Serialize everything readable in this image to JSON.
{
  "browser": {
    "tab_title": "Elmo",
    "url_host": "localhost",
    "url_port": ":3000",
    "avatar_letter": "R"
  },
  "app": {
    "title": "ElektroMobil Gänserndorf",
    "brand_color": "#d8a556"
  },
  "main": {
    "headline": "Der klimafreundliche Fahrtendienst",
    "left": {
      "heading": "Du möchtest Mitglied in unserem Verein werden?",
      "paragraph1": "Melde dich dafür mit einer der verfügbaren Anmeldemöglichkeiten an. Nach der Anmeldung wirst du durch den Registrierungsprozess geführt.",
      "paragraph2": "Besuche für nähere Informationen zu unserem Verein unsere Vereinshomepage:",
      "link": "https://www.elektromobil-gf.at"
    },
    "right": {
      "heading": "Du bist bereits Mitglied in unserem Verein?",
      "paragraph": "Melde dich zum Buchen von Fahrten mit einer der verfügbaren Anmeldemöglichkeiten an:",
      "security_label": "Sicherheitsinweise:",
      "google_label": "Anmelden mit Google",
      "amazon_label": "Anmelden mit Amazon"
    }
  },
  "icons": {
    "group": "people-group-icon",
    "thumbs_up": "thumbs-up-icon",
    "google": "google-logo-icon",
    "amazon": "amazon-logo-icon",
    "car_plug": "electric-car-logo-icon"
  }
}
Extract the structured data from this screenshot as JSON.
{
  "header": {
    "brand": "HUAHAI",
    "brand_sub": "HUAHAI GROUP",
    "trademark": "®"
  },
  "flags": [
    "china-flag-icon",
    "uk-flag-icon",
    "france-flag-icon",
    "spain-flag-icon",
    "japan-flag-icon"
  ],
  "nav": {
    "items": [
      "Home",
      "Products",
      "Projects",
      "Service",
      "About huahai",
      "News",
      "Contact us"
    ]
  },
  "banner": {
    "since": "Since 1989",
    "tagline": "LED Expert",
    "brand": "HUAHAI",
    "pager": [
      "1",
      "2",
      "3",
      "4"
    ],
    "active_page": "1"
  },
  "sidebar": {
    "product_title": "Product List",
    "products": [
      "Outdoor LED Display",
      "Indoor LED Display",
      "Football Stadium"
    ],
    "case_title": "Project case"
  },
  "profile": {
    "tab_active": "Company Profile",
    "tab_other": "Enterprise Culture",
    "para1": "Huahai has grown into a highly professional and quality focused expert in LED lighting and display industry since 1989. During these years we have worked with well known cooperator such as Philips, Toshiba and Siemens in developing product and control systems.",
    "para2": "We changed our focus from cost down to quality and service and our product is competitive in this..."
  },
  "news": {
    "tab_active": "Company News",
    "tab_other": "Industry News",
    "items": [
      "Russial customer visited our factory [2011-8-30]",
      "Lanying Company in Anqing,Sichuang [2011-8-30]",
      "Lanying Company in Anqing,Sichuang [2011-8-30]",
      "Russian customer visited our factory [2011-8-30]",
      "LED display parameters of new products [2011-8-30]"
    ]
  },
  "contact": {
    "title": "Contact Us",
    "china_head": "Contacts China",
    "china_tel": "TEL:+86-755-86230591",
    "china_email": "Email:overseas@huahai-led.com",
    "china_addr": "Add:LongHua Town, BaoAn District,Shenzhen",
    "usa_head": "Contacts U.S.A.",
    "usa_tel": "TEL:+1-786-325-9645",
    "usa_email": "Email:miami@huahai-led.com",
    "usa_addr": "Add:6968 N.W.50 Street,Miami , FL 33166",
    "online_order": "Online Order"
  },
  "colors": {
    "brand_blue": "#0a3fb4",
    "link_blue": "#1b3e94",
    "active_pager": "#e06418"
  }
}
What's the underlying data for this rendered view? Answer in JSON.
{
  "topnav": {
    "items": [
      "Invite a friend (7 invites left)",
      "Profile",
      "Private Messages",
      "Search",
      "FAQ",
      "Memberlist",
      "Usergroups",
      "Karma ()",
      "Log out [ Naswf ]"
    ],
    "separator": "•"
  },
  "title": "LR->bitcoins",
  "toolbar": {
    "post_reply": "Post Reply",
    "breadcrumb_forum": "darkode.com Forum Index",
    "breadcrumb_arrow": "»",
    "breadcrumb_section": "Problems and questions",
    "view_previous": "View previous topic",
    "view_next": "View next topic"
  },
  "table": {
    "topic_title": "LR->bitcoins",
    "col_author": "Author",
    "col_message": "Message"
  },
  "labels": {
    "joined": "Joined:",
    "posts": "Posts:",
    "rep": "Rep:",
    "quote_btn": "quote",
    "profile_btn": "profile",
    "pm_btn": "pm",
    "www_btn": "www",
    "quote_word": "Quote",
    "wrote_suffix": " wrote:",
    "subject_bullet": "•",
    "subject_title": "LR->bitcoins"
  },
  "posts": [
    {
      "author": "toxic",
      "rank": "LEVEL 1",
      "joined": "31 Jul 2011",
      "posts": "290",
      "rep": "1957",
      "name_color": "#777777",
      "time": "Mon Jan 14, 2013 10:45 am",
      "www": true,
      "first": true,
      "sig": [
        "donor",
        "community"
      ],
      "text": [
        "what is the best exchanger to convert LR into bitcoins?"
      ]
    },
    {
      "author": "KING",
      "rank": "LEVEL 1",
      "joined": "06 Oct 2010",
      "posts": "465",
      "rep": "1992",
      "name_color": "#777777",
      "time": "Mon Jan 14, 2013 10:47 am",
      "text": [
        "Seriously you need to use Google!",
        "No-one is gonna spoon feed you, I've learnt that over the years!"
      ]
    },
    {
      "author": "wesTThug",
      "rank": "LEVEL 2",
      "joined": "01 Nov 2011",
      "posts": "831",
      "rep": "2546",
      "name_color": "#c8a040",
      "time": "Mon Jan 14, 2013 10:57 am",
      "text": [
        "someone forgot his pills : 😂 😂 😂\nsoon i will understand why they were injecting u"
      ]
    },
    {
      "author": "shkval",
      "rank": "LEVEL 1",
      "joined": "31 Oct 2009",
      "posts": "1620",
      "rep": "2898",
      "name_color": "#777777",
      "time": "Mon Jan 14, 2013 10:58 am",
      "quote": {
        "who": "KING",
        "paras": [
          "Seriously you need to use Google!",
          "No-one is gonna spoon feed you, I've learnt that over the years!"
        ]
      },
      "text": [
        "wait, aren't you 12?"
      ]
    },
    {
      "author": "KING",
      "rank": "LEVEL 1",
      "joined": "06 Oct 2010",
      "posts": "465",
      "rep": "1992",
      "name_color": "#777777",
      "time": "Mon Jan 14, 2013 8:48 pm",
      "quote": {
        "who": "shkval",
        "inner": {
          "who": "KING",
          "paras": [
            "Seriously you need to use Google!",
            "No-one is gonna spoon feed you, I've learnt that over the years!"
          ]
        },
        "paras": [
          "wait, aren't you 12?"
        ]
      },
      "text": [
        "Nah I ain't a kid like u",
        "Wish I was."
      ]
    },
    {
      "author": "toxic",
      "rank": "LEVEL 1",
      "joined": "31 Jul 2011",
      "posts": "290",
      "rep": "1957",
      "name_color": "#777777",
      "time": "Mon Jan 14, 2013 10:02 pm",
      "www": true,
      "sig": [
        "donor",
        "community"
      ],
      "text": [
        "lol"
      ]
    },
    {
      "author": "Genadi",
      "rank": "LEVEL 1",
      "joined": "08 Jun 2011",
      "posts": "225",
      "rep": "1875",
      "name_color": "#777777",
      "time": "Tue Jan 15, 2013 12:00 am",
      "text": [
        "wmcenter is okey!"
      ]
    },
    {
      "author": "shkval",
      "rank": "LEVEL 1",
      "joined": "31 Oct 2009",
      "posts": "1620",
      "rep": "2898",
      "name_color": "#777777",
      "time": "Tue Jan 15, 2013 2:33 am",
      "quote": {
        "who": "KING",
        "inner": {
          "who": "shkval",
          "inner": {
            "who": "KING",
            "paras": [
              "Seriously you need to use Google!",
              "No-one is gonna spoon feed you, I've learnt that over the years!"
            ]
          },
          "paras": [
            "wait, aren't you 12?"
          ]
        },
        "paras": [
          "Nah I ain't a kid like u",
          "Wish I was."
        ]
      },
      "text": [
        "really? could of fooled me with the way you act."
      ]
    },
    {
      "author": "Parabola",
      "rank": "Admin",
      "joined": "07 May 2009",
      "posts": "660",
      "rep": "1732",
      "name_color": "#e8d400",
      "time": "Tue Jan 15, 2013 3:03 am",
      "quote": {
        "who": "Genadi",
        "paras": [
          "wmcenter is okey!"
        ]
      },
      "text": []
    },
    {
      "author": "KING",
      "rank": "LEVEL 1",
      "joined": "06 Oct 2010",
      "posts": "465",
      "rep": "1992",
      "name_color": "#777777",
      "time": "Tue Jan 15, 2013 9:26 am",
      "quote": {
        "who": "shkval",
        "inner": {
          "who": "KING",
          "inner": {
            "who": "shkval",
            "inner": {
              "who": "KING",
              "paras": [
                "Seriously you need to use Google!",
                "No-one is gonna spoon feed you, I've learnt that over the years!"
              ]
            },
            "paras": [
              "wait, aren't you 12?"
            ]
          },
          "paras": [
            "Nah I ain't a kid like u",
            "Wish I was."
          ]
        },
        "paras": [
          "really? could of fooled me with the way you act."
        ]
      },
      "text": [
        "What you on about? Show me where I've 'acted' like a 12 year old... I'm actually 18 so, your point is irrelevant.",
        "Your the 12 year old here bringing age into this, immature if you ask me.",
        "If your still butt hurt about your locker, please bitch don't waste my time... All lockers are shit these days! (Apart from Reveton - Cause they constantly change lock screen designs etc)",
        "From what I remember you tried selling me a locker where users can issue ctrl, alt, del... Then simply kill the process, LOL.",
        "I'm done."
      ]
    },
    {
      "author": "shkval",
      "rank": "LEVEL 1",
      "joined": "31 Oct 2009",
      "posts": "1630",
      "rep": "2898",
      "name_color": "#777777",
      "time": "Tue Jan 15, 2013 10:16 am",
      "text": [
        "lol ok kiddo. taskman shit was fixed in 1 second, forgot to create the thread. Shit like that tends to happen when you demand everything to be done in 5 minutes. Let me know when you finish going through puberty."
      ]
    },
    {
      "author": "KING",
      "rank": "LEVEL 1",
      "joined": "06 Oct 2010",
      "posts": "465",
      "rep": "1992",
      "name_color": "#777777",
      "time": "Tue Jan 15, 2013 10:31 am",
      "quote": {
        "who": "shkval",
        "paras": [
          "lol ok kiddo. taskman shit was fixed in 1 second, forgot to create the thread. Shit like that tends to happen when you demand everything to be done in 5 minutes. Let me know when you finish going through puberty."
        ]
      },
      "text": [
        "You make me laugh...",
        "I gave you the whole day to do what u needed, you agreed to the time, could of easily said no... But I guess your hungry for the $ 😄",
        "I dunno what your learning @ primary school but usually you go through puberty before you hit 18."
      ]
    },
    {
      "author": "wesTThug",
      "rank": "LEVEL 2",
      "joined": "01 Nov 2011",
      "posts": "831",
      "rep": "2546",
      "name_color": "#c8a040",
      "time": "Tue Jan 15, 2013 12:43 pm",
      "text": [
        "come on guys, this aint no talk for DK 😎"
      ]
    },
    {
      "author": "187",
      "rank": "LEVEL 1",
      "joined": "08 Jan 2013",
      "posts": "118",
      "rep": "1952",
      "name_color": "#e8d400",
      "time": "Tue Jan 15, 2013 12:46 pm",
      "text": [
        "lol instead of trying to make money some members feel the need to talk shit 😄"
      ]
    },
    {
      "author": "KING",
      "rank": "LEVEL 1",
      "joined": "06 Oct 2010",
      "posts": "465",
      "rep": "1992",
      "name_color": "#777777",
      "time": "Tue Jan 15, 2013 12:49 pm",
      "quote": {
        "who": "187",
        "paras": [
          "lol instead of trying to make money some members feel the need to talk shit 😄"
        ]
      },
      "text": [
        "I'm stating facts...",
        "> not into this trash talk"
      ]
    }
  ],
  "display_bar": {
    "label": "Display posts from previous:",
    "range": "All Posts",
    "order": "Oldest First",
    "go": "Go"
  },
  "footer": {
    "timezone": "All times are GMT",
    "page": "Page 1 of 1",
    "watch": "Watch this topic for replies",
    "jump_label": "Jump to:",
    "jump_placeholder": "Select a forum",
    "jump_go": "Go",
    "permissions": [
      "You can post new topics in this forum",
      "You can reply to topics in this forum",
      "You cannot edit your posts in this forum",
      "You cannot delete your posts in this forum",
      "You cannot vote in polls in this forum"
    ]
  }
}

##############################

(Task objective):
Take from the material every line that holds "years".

(Answer for this exercise):
    "para1": "Huahai has grown into a highly professional and quality focused expert in LED lighting and display industry since 1989. During these years we have worked with well known cooperator such as Philips, Toshiba and Siemens in developing product and control systems.",
        "No-one is gonna spoon feed you, I've learnt that over the years!"
          "No-one is gonna spoon feed you, I've learnt that over the years!"
            "No-one is gonna spoon feed you, I've learnt that over the years!"
              "No-one is gonna spoon feed you, I've learnt that over the years!"
                "No-one is gonna spoon feed you, I've learnt that over the years!"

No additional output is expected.